Hormone changes and medical conditions.

A range of conditions can cause permanent or short-lived loss of hair, including hormone changes due to pregnancy, childbirth, menopause and thyroid issues. Medical conditions include alopecia location (al-o-PEE-she-uh ar-e-A-tuh), which is body immune system related and causes patchy hair loss, scalp infections such as ringworm, and a hair-pulling disorder called trichotillomania (trik-o-til-o-MAY-nee-uh).

Loss of hair can be an adverse effects of certain drugs, such as those used for cancer, arthritis, anxiety, heart issues, gout and hypertension.

Radiation treatment to the head.

The hair may not grow back the like it was in the past.

Lots of people experience a basic thinning of hair numerous months after a physical or emotional shock. This type of hair loss is temporary.

Extreme hairstyling or hairstyles that pull your hair tight, such as pigtails or cornrows, can cause a type of hair loss called traction alopecia. Hot-oil hair treatments and permanents also can cause hair to fall out. If scarring happens, hair loss might be long-term.

Hair Falling Out? This May Be Why

You may be experiencing telogen effluvium, a common form of loss of hair that I often call “& ldquo; shock shedding.

& rdquo; Learn more. Healthy Skin

What is loss of hair?

American Academy of Dermatology (AAD) keeps in mind that 80 million men and women in America have hereditary loss of hair (alopecia).

It can affect simply the hair on your scalp or your whole body. Although alopecia is more widespread in older grownups, extreme hair loss can happen in kids too.

It's normal to lose in between 50 and 100 hairs a day. With about 100,000 hairs on your head, that small loss isn't visible.

New hair generally changes the lost hair, however this does not constantly occur. Loss of hair can develop gradually over years or happen abruptly. Loss of hair can be permanent or momentary.

It's impossible to count the amount of hair lost on a provided day. You might be losing more hair than is regular if you see a large quantity of hair in the drain after washing your hair or clumps of hair in your brush. You might also notice thinning patches of hair or baldness.

If you notice that you're losing more hair than normal, you should go over the problem with your physician. They can figure out the underlying reason for your loss of hair and recommend appropriate treatment plans.

What causes loss of hair?

First, your physician or skin doctor (a doctor who focuses on skin issues) will try to identify the underlying cause of your hair loss. The most typical reason for loss of hair is hereditary male- or female-pattern baldness.

If you have a household history of baldness, you may have this type of hair loss. Specific sex hormones can trigger hereditary hair loss. It may start as early as adolescence.

In many cases, loss of hair may accompany an easy stop in the cycle of hair development. Major health problems, surgeries, or traumatic events can trigger hair loss.

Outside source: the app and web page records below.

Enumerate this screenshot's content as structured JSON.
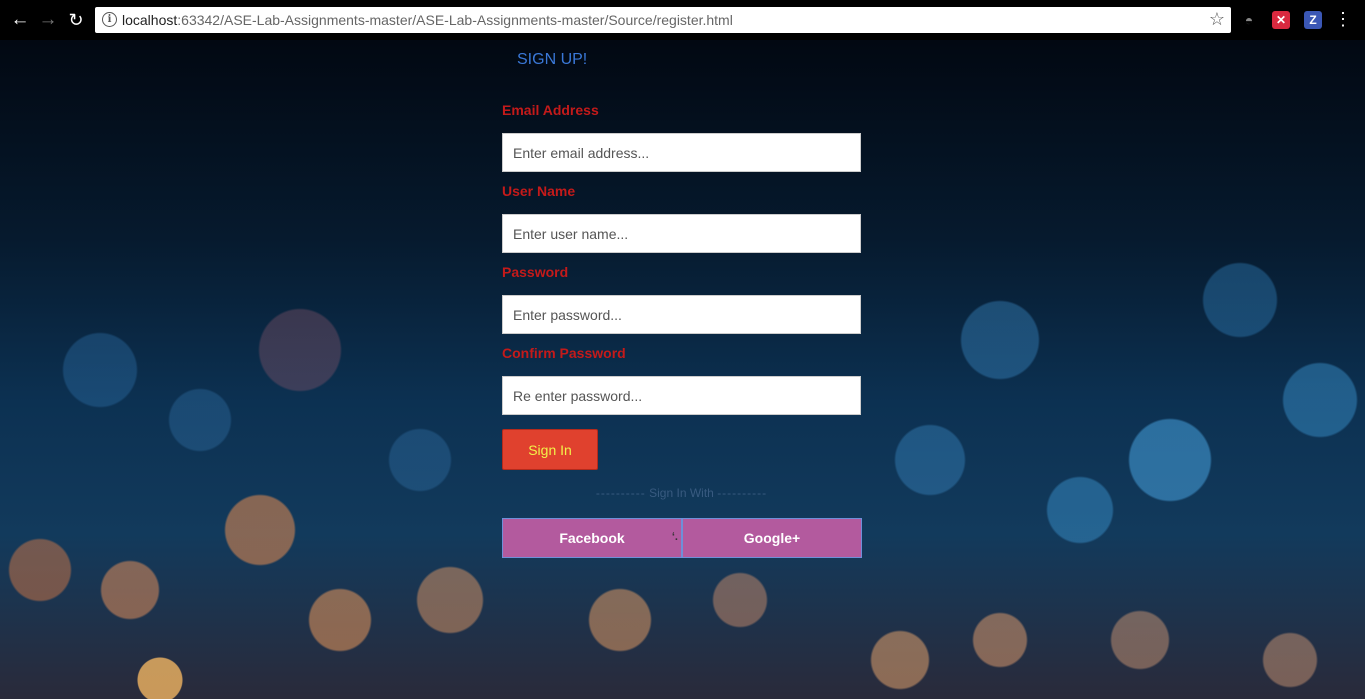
{
  "browser": {
    "url_host": "localhost",
    "url_rest": ":63342/ASE-Lab-Assignments-master/ASE-Lab-Assignments-master/Source/register.html",
    "icons": [
      "back-icon",
      "forward-icon",
      "reload-icon",
      "info-icon",
      "star-icon",
      "incognito-icon",
      "shield-icon",
      "z-icon",
      "menu-icon"
    ]
  },
  "icon_glyphs": {
    "back": "←",
    "forward": "→",
    "reload": "↻",
    "info": "i",
    "star": "☆",
    "spy": "◓",
    "shield": "✕",
    "z": "Z",
    "menu": "⋮",
    "cursor": "ʻ."
  },
  "form": {
    "title": "SIGN UP!",
    "email_label": "Email Address",
    "email_placeholder": "Enter email address...",
    "username_label": "User Name",
    "username_placeholder": "Enter user name...",
    "password_label": "Password",
    "password_placeholder": "Enter password...",
    "confirm_label": "Confirm Password",
    "confirm_placeholder": "Re enter password...",
    "signin_label": "Sign In",
    "divider_dashes_left": "----------",
    "divider_text": "Sign In With",
    "divider_dashes_right": "----------",
    "facebook_label": "Facebook",
    "google_label": "Google+"
  },
  "colors": {
    "title": "#3a78d8",
    "labels": "#c41a1a",
    "signin_bg": "#e0412e",
    "signin_text": "#f2f24a",
    "social_bg": "#b35a9e"
  }
}
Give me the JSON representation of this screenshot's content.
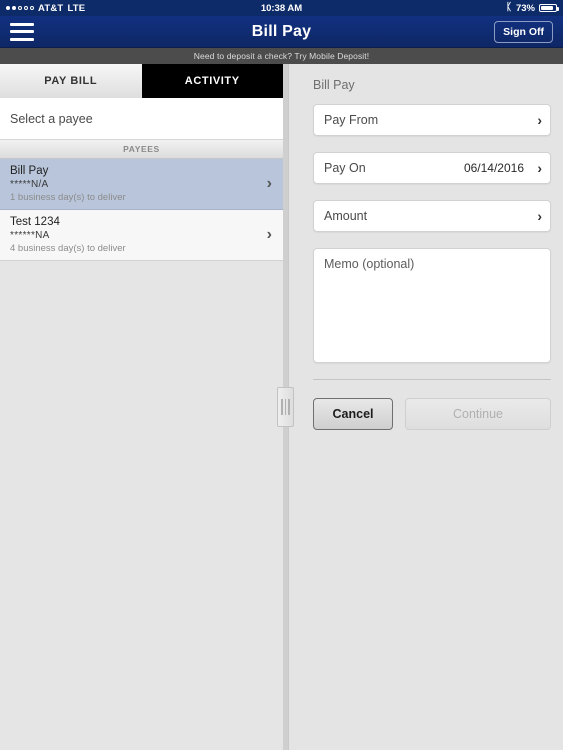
{
  "statusbar": {
    "carrier": "AT&T",
    "network": "LTE",
    "signal_bars_filled": 2,
    "signal_bars_total": 5,
    "time": "10:38 AM",
    "bluetooth_icon": "bluetooth-icon",
    "battery_percent": "73%",
    "battery_level": 73
  },
  "navbar": {
    "menu_icon": "hamburger-menu-icon",
    "title": "Bill Pay",
    "signoff_label": "Sign Off"
  },
  "promo": {
    "message": "Need to deposit a check?  Try Mobile Deposit!"
  },
  "tabs": [
    {
      "label": "PAY BILL",
      "active": true
    },
    {
      "label": "ACTIVITY",
      "active": false
    }
  ],
  "left_panel": {
    "select_prompt": "Select a payee",
    "section_header": "PAYEES",
    "payees": [
      {
        "name": "Bill Pay",
        "account": "*****N/A",
        "delivery": "1 business day(s) to deliver",
        "selected": true,
        "chevron": "›"
      },
      {
        "name": "Test 1234",
        "account": "******NA",
        "delivery": "4 business day(s) to deliver",
        "selected": false,
        "chevron": "›"
      }
    ]
  },
  "right_panel": {
    "title": "Bill Pay",
    "fields": [
      {
        "label": "Pay From",
        "value": "",
        "chevron": "›"
      },
      {
        "label": "Pay On",
        "value": "06/14/2016",
        "chevron": "›"
      },
      {
        "label": "Amount",
        "value": "",
        "chevron": "›"
      }
    ],
    "memo_placeholder": "Memo (optional)",
    "memo_value": "",
    "cancel_label": "Cancel",
    "continue_label": "Continue",
    "continue_enabled": false
  },
  "divider": {
    "grip_icon": "drag-handle-icon"
  },
  "colors": {
    "navy": "#113080",
    "navy_dark": "#0d2b68",
    "promo_bar": "#4c4c4c",
    "selected_row": "#b8c5da",
    "panel_bg": "#e4e4e4",
    "tab_active_text": "#333333",
    "tab_inactive_bg": "#000000"
  }
}
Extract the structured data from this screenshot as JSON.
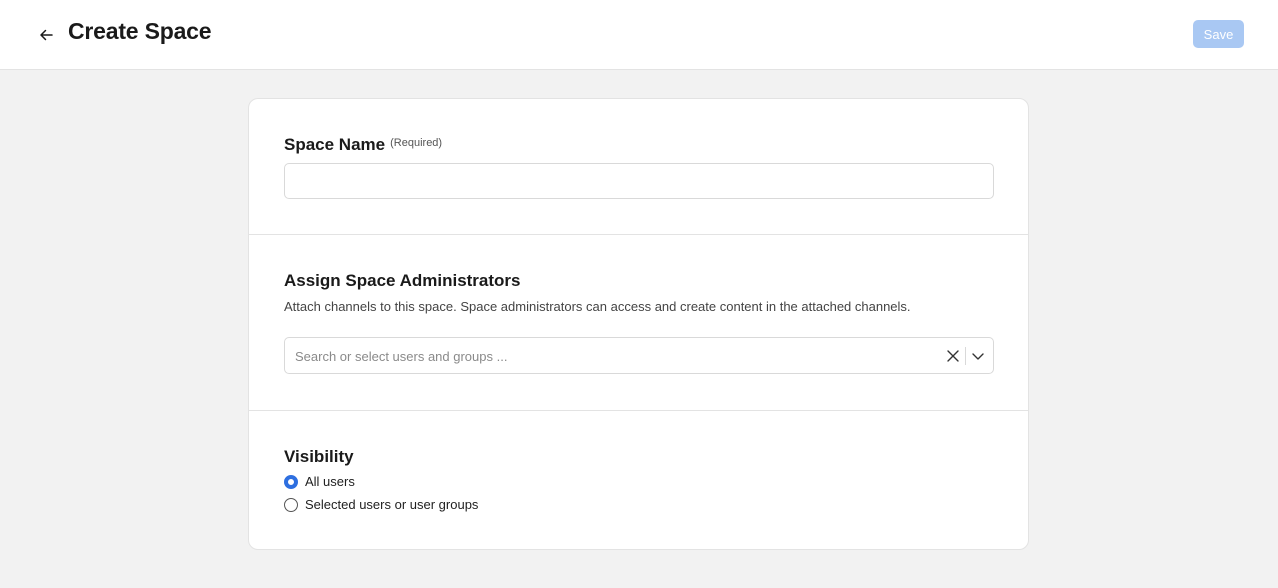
{
  "header": {
    "title": "Create Space",
    "save_label": "Save"
  },
  "space_name": {
    "label": "Space Name",
    "required_hint": "(Required)",
    "value": ""
  },
  "administrators": {
    "label": "Assign Space Administrators",
    "description": "Attach channels to this space. Space administrators can access and create content in the attached channels.",
    "placeholder": "Search or select users and groups ..."
  },
  "visibility": {
    "label": "Visibility",
    "options": [
      {
        "label": "All users",
        "selected": true
      },
      {
        "label": "Selected users or user groups",
        "selected": false
      }
    ]
  },
  "colors": {
    "accent": "#2e6fe0",
    "save_disabled": "#a9c8f3",
    "background": "#f2f2f2"
  },
  "icons": [
    "back-arrow-icon",
    "close-icon",
    "chevron-down-icon"
  ]
}
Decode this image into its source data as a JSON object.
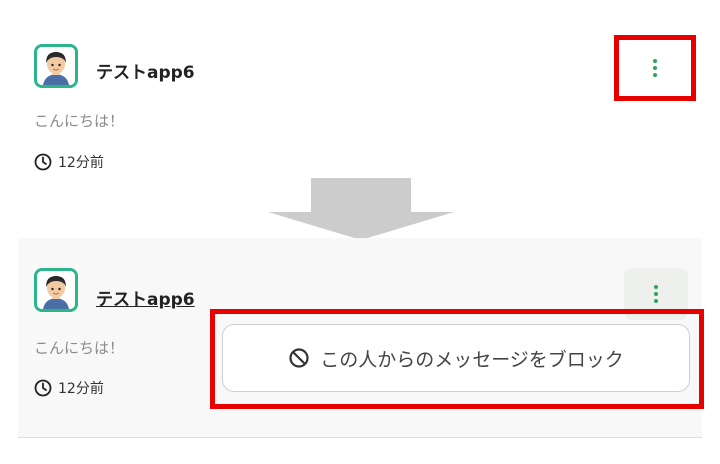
{
  "post_before": {
    "username": "テストapp6",
    "message": "こんにちは！",
    "time": "12分前"
  },
  "post_after": {
    "username": "テストapp6",
    "message": "こんにちは！",
    "time": "12分前"
  },
  "menu": {
    "block_label": "この人からのメッセージをブロック"
  },
  "colors": {
    "highlight": "#e60000",
    "accent_green": "#2aa55a",
    "avatar_border": "#2bb68a",
    "arrow": "#cccccc"
  },
  "icons": [
    "avatar-icon",
    "clock-icon",
    "more-vertical-icon",
    "block-icon",
    "down-arrow-icon"
  ]
}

However, your hair will typically start growing back without treatment.

Hormonal modifications can trigger temporary hair loss. Examples include:

pregnancy

giving birth

terminating making use of contraceptive pill menopause Medical conditions that can trigger hair loss consist of:

thyroid illness alopecia location (an autoimmune disease that attacks hair follicles) scalp infections like ringworm Diseases that cause scarring, such as lichen planus and some kinds of lupus, can lead to irreversible hair loss since of the scarring.

Loss of hair can likewise be due to medications used to treat:

cancer hypertension arthritis depression

heart issues

A physical or psychological shock may trigger obvious hair loss. Examples of this type of shock include:

a death in the household

severe weight reduction

a high fever

People with trichotillomania (hair-pulling disorder) have a requirement to take out their hair, normally from their head, eyebrows, or eyelashes.

Traction hair loss can be due to hairstyles that put pressure on the follicles by pulling the hair back very tightly.

A diet doing not have in protein iron, and other nutrients can also result in thinning hair.